Conducting the interview and questioning techniques

When conducting the interview, it should be noted in particular that it is merely an employee interview and not an official interrogation; the investigation/interview team has no sovereign power  under the law in the context of an internal investigation.

Although both methods serve the purpose of establishing the truth, they differ in atmospheric and legal respects: with the employee interview, unlike the group of people specified in Section 53 of the German Code of Criminal Procedure, the employee or relative has no right to refuse to testify, in contrast to the accused themselves, according to the dominant, albeit controversial opinion.

Generally, care should be taken during an interview to ensure that the employee being questioned as a witness is interviewed in a relaxed atmosphere, as a good atmosphere for discussion is fundamental for the employee interview to run positively and constructively. To create and maintain a positive atmosphere, it is therefore advisable for the interviewer to express calmness and composure, especially through their voice and intonation. To create a relaxed atmosphere, it may also be helpful to offer the interviewee a drink at the beginning of the interview to indicate interest in their well-being. The situation may be different when interrogating the accused: a tougher stance may lead to success depending on the evidence.

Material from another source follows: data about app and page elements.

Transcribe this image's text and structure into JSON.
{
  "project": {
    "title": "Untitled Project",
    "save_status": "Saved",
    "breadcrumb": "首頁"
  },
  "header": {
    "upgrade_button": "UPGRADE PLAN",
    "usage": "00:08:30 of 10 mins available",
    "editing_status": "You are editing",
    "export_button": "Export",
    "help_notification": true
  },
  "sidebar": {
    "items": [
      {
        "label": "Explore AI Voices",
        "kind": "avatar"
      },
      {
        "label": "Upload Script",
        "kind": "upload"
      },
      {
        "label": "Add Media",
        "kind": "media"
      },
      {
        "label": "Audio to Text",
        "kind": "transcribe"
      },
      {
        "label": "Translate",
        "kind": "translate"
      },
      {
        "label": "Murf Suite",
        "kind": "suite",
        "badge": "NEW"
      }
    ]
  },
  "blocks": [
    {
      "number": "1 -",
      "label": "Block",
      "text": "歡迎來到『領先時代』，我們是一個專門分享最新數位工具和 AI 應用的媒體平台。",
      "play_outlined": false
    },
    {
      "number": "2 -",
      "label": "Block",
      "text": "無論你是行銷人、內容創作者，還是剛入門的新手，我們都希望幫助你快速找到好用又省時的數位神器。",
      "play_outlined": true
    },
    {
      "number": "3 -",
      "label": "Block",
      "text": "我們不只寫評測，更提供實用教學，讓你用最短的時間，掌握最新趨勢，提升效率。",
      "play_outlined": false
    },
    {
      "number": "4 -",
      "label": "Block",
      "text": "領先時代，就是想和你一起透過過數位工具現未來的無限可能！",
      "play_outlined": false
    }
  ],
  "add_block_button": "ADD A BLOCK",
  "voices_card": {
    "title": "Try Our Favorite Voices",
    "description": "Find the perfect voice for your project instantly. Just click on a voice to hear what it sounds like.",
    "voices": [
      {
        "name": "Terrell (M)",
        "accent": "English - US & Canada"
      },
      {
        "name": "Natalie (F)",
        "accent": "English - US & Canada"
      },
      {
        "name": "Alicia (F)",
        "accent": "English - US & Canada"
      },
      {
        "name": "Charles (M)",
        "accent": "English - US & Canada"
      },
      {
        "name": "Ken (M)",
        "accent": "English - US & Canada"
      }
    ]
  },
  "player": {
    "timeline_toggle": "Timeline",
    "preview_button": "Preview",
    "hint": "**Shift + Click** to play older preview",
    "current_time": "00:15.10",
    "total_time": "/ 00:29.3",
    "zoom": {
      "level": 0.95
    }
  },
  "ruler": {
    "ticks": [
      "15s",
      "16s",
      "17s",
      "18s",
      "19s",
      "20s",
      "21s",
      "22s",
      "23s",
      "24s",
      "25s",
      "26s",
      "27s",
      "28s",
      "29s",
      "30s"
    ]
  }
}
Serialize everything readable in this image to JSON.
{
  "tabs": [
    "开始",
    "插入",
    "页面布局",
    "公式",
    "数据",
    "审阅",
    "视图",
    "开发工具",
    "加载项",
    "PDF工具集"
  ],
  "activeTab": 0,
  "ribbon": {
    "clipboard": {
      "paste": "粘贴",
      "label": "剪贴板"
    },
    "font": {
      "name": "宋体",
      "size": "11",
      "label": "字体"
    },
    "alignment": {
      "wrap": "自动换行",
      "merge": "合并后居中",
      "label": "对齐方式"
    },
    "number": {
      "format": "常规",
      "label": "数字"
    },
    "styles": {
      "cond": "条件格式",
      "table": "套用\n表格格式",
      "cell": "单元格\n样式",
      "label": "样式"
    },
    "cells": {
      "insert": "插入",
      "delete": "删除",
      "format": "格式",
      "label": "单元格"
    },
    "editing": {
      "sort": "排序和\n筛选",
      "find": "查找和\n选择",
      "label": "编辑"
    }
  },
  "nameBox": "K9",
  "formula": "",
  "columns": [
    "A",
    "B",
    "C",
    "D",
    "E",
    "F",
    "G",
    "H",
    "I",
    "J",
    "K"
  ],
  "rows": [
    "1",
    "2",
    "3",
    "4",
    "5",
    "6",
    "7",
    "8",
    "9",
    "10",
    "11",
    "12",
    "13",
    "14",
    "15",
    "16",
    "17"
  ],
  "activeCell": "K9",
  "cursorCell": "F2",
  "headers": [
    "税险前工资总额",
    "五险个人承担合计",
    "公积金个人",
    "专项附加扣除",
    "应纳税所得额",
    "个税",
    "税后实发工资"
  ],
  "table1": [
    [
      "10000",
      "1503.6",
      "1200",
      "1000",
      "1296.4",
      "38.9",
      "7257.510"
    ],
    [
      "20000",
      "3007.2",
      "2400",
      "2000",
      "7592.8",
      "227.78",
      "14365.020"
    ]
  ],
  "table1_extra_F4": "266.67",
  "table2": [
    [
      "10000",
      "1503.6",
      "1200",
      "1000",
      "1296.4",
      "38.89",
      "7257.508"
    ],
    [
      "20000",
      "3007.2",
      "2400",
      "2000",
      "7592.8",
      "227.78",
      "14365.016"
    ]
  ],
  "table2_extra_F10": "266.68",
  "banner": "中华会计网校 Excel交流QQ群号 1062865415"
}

When conducting the interview, the so-called “80:20” rule should be observed: The interviewee speaks most of the time, while the interviewer actively listens and consciously observes the interviewee’s answers and behaviour, including their body language.

Another important aspect in conducting the interview is asking specific, target-oriented questions in the respective context. Just one question should be asked at a time to get clear answers. The questions should correspond to the content of the interview objective. A distinction is made between open and closed questions. Closed questions usually only produce a “yes/no” answer. Open questions, on the other hand, serve as broader prompts that the interviewee can respond more freely and descriptively to. The amount of information received in response to open questions is therefore usually much higher than for answers to closed questions. A combination of both question types is possible and useful, and how successful the interview is proceeding can be evaluated by whether the employee is speaking freely, coherently and in detail in their answers to open questions. My personal motto is: “Walk the talk and let the interviewee talk the walk”.

Depending on the duration and course of the conversation, it may be useful to take breaks. The deliberate interspersion of longer breaks between definable topics to be clarified may be helpful to give the interviewee time to rest and to encourage them to mention or contribute more information to clarify the issue. On the other hand, care should be taken not to interrupt the conversation for any apparent reason. For this reason, breaks should be communicated explicitly and in good time. The focus should always be on keeping the conversation flowing and an opportune momentum should not be interrupted, not even by breaks. This applies in particular to controversial interviews, e.g. of the accused.

At the end of the interview, the interviewee should be thanked for taking part in the interview, thus expressing appreciation for their hopefully open participation in the interview. If possible, the employee should leave the interview with a good feeling. They should also be reminded that they can contact the investigative/interview team at any time if, for example, they subsequently come across any information that might help clarify the facts. It is not in the company’s interest if an interview leaves an unpleasant aftertaste.